  • Exercise
  • Proper Sleep
  • Healthy Diet
  • Prayer & Meditation
  • Self-Regulation Techniques
Exercise, proper sleep, and a healthy diet are all good habits of a healthy person and should be a part of everyone’s lifestyle whether addiction is a factor or not. Meditation produces a deep state of relaxation and a tranquil mind. During prayer and meditation, you focus your attention and eliminate the stream of jumbled thoughts that may be crowding your mind and causing stress. This process results in enhanced physical and emotional well-being. The different types of meditations can include guided meditations also known as guided imagery, mantra meditations, mindfulness meditations, Qi gong which is a type of traditional Chinese medicine, Tai Chi which is a form of Chinese martial arts, Transcendental meditation, and Yoga.(2) Meditation has been used for centuries and is now becoming a widely accepted method for stress and anxiety relief. Meditation increases self-awareness, focuses on the present moment, and reduces negative emotions. Self-regulation is the deliberate adjustment of one’s physical, mental, and emotional state in order to calm down during stressful situations and to uplift during times of depression. Biofeedback is one of many methods of self-regulation. Biofeedback is a technique that trains people to improve their health by controlling certain bodily processes that normally happen involuntarily, such as heart rate, blood pressure, muscle tension, and skin temperature.(3) Another self-regulation technique is The Rubenstein Method. Having an inactive diaphragm is the root cause of oxygen deficiency. The Rubenstein Method teaches how to activate and use the diaphragm muscle in order to breathe properly. This leads to increased oxygen levels in the blood. Increasing oxygen blood levels lowers the production of stress hormones. (4) To learn more about The Rubenstein Method visit http://www.rubensteincenter.com/ If one can handle stress and cope with it in a positive way they will live a healthier lifestyle and will also have power over the addiction that used to overpower them. These are only a handful of ways to deal with stress positively. It’s about lifestyle changes, and I encourage you not to wait for someday to make these changes, but rather begin today. There is no greater gift than today!

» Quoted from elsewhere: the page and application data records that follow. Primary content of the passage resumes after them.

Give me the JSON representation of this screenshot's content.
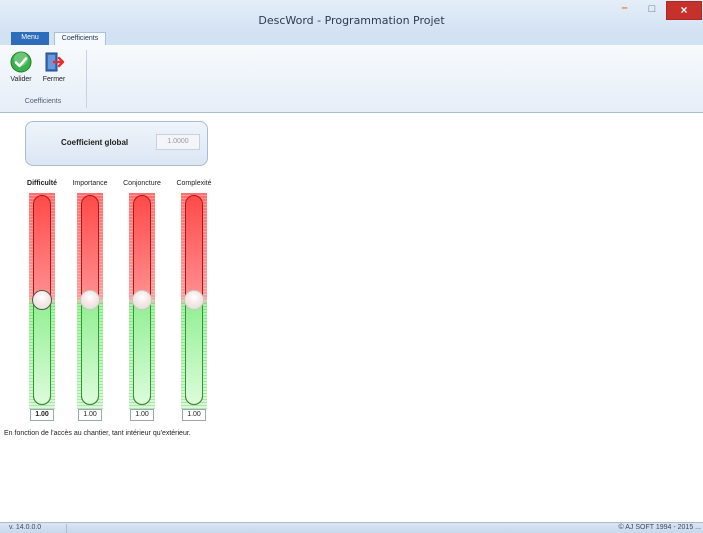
{
  "window": {
    "title": "DescWord - Programmation Projet",
    "minimize_glyph": "–",
    "maximize_glyph": "□",
    "close_glyph": "×"
  },
  "tabs": [
    {
      "label": "Menu",
      "active": false
    },
    {
      "label": "Coefficients",
      "active": true
    }
  ],
  "ribbon": {
    "buttons": [
      {
        "label": "Valider",
        "icon": "check-circle-icon",
        "color": "#2fa23a"
      },
      {
        "label": "Fermer",
        "icon": "exit-door-icon",
        "color": "#2e5ea8"
      }
    ],
    "group_label": "Coefficients"
  },
  "global": {
    "label": "Coefficient global",
    "value": "1.0000"
  },
  "sliders": [
    {
      "label": "Difficulté",
      "value": "1.00",
      "selected": true
    },
    {
      "label": "Importance",
      "value": "1.00",
      "selected": false
    },
    {
      "label": "Conjoncture",
      "value": "1.00",
      "selected": false
    },
    {
      "label": "Complexité",
      "value": "1.00",
      "selected": false
    }
  ],
  "description": "En fonction de l'accès au chantier, tant intérieur qu'extérieur.",
  "status": {
    "version": "v. 14.0.0.0",
    "copyright": "© AJ SOFT 1994 - 2015 ..."
  },
  "colors": {
    "slider_high": "#ff4a4a",
    "slider_low": "#98f098",
    "menu_tab": "#2d6dbc"
  }
}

References (1) https://www.google.com/#q=what+is+stress (2) http://www.mayoclinic.org/healthy-living/stress-management/in-depth/meditation/art-20045858 (3) Source: Biofeedback | University of Maryland Medical Center http://umm.edu/health/medical/altmed/treatment/biofeedback#ixzz30HYGum2t University of Maryland Medical Center Follow us: @UMMC on Twitter | MedCenter on Facebook (4) http://www.rubensteincenter.com